So, something that looked extremely simple, the implementation of an obvious instruction, can get really messy, so we need a reasonable way to check if we did the expansions correctly.
And we didn’t talk yet about those instructions that don’t have a clear mapping to the machine!
Don’t worry: we won’t. I just wanted to point the need of proper tools for this task.
The debugging process is not as complex as I thought it was going to be, but my setup is a little bit of a mess, basically because I’m on Guix, which doesn’t have a proper support for RISC-V so I can’t really test on my machine (if there’s a way please let me know!).
I’m using an external Debian Sid machine (see acknowledgements below) for it.
I basically followed the Debian tutorial for cross compilation environments and Qemu and everything is perfectly set for the task.
Next: how to debug the code?
I’m using Qemu as a target for GDB, so I can run a binary on Qemu like this:
qemu-riscv64-static -g 1234 test-riscv-movi
Now I can attach GDB to that port and disassemble the
*f function that was
returned from Lightening to see if the expansion is correct:

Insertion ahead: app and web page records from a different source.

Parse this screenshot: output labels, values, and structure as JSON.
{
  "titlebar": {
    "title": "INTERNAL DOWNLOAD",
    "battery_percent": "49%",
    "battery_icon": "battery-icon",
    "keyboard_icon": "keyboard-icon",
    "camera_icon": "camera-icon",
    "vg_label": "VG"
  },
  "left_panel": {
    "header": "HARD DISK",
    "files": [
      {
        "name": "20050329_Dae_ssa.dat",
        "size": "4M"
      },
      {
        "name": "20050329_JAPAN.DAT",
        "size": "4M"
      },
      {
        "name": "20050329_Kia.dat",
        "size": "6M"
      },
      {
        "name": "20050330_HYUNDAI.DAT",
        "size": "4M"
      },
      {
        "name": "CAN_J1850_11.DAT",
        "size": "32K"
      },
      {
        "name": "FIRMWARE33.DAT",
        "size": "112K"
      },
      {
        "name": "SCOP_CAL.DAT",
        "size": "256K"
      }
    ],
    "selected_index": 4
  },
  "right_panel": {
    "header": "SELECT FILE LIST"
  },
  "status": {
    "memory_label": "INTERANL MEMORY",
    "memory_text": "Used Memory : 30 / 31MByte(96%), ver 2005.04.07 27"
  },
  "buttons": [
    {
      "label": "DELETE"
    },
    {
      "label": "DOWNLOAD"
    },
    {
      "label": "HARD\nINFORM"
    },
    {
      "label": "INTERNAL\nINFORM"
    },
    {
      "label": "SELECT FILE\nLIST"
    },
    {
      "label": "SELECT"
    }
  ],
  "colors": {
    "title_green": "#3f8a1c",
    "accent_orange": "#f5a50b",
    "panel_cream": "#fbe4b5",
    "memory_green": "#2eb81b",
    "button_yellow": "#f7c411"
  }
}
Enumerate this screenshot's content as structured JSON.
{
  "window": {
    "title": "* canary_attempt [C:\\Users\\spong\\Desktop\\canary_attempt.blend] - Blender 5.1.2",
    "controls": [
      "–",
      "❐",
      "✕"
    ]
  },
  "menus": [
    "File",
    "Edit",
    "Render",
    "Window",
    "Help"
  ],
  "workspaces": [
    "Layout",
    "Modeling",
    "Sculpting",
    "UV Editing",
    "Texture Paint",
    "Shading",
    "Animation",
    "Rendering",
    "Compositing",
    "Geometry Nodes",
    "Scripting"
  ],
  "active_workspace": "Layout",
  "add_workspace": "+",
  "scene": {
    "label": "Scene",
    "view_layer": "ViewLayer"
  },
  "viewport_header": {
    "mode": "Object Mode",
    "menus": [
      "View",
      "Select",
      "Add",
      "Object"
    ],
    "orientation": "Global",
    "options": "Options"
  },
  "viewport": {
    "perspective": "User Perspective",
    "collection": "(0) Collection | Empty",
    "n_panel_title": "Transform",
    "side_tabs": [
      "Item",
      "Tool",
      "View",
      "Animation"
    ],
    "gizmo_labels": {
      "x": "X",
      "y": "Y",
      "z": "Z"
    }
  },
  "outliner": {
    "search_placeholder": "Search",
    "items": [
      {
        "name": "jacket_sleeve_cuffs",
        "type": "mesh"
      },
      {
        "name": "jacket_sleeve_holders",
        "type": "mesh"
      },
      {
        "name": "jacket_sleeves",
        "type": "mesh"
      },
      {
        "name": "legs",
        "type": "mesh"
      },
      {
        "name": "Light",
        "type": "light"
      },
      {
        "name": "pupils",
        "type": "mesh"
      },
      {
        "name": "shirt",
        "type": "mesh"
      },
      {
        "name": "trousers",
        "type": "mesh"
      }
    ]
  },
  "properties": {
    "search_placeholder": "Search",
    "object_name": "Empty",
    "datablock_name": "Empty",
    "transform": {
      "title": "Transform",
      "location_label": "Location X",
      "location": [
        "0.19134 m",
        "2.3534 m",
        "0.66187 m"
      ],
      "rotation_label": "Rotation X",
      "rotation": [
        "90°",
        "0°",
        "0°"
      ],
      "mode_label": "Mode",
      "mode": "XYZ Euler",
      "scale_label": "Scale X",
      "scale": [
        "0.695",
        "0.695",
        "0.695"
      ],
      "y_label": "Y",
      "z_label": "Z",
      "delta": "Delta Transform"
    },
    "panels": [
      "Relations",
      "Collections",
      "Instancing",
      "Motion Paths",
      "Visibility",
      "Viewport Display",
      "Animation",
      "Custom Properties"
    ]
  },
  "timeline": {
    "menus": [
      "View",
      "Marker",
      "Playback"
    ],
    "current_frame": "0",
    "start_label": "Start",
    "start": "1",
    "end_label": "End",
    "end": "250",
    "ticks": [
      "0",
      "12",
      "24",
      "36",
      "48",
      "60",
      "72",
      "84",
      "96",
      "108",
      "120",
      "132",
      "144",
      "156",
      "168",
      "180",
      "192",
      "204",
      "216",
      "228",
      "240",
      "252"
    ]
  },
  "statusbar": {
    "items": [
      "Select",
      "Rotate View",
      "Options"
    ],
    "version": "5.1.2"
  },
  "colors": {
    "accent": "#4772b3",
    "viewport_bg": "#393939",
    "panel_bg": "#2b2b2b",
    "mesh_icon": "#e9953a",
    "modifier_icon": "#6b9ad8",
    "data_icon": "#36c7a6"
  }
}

$ gdb-multiarch GNU gdb (Debian 10.1-2) 10.1.90.20210103-git ... For help, type "help". Type "apropos word" to search for commands related to "word". (gdb) file lightening/tests/test-riscv-movi Reading symbols from lightening/tests/test-riscv-movi... (gdb) target remote :1234 Remote debugging using :1234 0x0000000000010538 in _start () (gdb) break movi.c:15 Breakpoint 1 at 0x1d956: file movi.c, line 15. (gdb) continue Continuing. Breakpoint 1, run_test (j=0x82e90, arena_base=0x4000801000 "\023\001\201\377#0\021", arena_size=4096) at movi.c:15 15 ASSERT(f() == 0xa500a500); (gdb) disassemble *f,+100 Dump of assembler code from 0x4000801000 to 0x4000801064: 0x0000004000801000: addi sp,sp,-8 0x0000004000801004: sd ra,0(sp) 0x0000004000801008: lui a0,0x0 0x000000400080100c: slli a0,a0,0x20 0x0000004000801010: srli a0,a0,0x21 0x0000004000801014: mv a0,a0 0x0000004000801018: slli a0,a0,0xb 0x000000400080101c: addi a0,a0,660 # 0x294 0x0000004000801020: slli a0,a0,0xb 0x0000004000801024: addi a0,a0,20 0x0000004000801028: slli a0,a0,0xb 0x000000400080102c: addi a0,a0,1280 0x0000004000801030: ld ra,0(sp) 0x0000004000801034: addi sp,sp,8 0x0000004000801038: mv a0,a0 0x000000400080103c: ret 0x0000004000801040: unimp ...
Of course, I can debug the library code normally, but the generated code has to be checked like this, because there’s no debug symbol associated with it and GDB is lost in there.
Important stuff. Take notes.
It’s weird to have acknowledgments in a random blog post like this one, but I have to thank my friend Fanta for preparing me a Debian machine I can use for all this.
Also I’d like to thank Andy Wingo for the disassembly trick you just read. Yeah, there were no chances I discovered that by myself!
All the process can be followed in the gitlab of the project where I added a Merge Request. Feel free to comment and propose changes.
There’s still plenty of work to do. I only implemented the basics of the ALU, some configuration of the RISC-V context like the registers and all that, but I’d say the project is in the good direction.
I don’t know if I’m going to be able to spend as much as time as I want on it but I’m surely going to keep adding new instructions and eventually try to wrap my head around how are jumps implemented.
It’s going to be a lot of fun, that’s for sure.